With incomparable beauty.
Momus: What?! Midas, are you mad?
Mercurius: It’s clear that you’ve been had.
Tmolus: I’ve always known you were such a cad.
Phoebus: Tell me, what should we do with you?
Shall I turn you into a pheasant?
To skin you would be quite pleasant!
Midas: O, why must you all torment me?
I simply chose the one who pleased my ears.
Phoebus: Well, then; you shall have an ass’s ears!
Mercurius: Yes that’s a fitting prize
when one tries to dupe one’s peers.
Pan: Fool! How could you have so botched,
The selling of such beauty.
Midas: Next time I’ll think twice
before I take on such a duty.
13. Aria (Mercurius)
but with little substance.
Midas earns the fools cap in the end.
He who can’t sail, yet takes the rudder,
Will drown in shame and sorrow.
14. Recitative (Momus)
And now, good Midas,
Go thy way, and lose thyself in forest profound;
But take some comfort, knowing well,
That your soulmates do abound!
Frivolity and Artlessness would cozy up to Wisdom,
But since you’ve judged so carelessly,
YOU’re the fellow they will both end up with.
Now, Phoebus, tune your lyre apace,
For nothing is lovelier than your sweet voice’s grace.
Refresh the heart, ye noble strings.
Harmonize art with delight!

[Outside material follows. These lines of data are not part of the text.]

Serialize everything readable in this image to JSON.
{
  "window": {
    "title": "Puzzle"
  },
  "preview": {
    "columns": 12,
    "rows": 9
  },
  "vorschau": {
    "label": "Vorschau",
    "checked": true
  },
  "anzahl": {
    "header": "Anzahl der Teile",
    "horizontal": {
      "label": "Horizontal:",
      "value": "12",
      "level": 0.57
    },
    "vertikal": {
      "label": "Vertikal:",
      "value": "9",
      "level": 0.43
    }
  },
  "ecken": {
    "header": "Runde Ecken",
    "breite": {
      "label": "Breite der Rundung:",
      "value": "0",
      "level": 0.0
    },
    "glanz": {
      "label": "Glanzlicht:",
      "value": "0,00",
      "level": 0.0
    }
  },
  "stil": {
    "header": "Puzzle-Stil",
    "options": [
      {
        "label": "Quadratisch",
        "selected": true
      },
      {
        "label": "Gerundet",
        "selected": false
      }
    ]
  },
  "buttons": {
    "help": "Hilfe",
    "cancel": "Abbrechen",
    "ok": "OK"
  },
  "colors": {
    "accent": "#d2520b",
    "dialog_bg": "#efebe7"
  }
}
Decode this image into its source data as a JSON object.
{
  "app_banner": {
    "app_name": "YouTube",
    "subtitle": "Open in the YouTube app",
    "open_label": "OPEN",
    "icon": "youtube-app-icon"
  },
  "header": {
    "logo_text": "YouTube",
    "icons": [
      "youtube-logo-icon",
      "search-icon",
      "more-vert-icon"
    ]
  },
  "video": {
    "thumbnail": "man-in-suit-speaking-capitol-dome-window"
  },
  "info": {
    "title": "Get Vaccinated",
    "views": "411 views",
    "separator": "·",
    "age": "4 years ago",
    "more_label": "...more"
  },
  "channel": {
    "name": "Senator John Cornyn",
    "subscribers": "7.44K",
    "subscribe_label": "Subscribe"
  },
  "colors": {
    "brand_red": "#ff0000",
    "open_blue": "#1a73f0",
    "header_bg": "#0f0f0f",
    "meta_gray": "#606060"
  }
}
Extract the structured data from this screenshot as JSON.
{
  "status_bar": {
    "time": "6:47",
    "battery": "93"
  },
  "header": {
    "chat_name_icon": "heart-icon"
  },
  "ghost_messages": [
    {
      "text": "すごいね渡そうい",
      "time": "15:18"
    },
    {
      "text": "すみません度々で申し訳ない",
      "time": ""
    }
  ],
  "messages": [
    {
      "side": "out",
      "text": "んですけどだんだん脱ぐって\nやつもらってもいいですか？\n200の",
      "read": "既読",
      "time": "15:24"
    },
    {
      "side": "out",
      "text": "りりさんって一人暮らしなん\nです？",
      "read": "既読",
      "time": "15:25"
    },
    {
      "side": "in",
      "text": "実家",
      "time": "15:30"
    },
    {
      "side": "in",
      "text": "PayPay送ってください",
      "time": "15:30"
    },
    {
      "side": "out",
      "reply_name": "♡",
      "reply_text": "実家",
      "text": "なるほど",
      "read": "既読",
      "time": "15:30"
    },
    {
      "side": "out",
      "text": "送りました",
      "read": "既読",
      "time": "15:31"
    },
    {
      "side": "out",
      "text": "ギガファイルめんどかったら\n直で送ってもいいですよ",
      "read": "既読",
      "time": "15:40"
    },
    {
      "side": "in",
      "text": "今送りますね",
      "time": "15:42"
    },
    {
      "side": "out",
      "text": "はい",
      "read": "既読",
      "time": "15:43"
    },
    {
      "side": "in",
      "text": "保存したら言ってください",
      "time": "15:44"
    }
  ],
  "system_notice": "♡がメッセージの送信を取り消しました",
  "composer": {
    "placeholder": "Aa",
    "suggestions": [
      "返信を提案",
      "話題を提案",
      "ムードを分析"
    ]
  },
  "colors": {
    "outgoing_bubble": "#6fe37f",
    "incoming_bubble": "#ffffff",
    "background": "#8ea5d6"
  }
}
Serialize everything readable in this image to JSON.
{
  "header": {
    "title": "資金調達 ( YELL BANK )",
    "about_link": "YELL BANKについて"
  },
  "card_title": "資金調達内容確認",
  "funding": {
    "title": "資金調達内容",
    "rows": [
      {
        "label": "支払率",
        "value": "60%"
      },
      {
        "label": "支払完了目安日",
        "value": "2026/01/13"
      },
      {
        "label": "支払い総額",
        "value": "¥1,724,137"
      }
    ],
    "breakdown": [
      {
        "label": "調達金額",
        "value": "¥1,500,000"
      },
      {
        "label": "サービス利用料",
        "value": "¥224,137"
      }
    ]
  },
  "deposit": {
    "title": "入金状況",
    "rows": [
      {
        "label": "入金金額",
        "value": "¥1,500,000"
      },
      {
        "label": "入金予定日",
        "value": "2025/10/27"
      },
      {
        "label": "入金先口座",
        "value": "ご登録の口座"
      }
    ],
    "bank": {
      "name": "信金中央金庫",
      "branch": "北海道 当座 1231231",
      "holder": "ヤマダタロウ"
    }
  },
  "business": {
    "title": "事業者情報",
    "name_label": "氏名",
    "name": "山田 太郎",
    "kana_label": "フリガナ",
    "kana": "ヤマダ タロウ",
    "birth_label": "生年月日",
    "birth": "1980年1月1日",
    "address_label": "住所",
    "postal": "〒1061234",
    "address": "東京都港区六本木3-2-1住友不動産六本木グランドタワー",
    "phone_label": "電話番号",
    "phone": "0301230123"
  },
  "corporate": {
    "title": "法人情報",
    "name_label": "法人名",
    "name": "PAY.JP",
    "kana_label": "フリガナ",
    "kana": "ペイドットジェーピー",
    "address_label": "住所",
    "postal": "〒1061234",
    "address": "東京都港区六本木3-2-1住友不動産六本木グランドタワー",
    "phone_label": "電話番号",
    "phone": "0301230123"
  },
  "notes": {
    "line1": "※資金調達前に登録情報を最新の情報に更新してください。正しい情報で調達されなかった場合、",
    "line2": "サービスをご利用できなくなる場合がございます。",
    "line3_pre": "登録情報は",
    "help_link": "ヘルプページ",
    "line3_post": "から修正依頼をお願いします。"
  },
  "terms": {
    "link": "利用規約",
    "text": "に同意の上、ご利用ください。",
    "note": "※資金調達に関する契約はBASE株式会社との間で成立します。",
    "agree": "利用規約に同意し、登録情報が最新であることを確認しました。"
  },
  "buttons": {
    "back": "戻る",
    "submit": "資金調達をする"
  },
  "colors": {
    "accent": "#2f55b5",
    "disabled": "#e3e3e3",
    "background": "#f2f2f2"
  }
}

Though you may be mocked or scorned,
Your sweet sounds issue from the gods themselves.
Translation by Daniel Stepner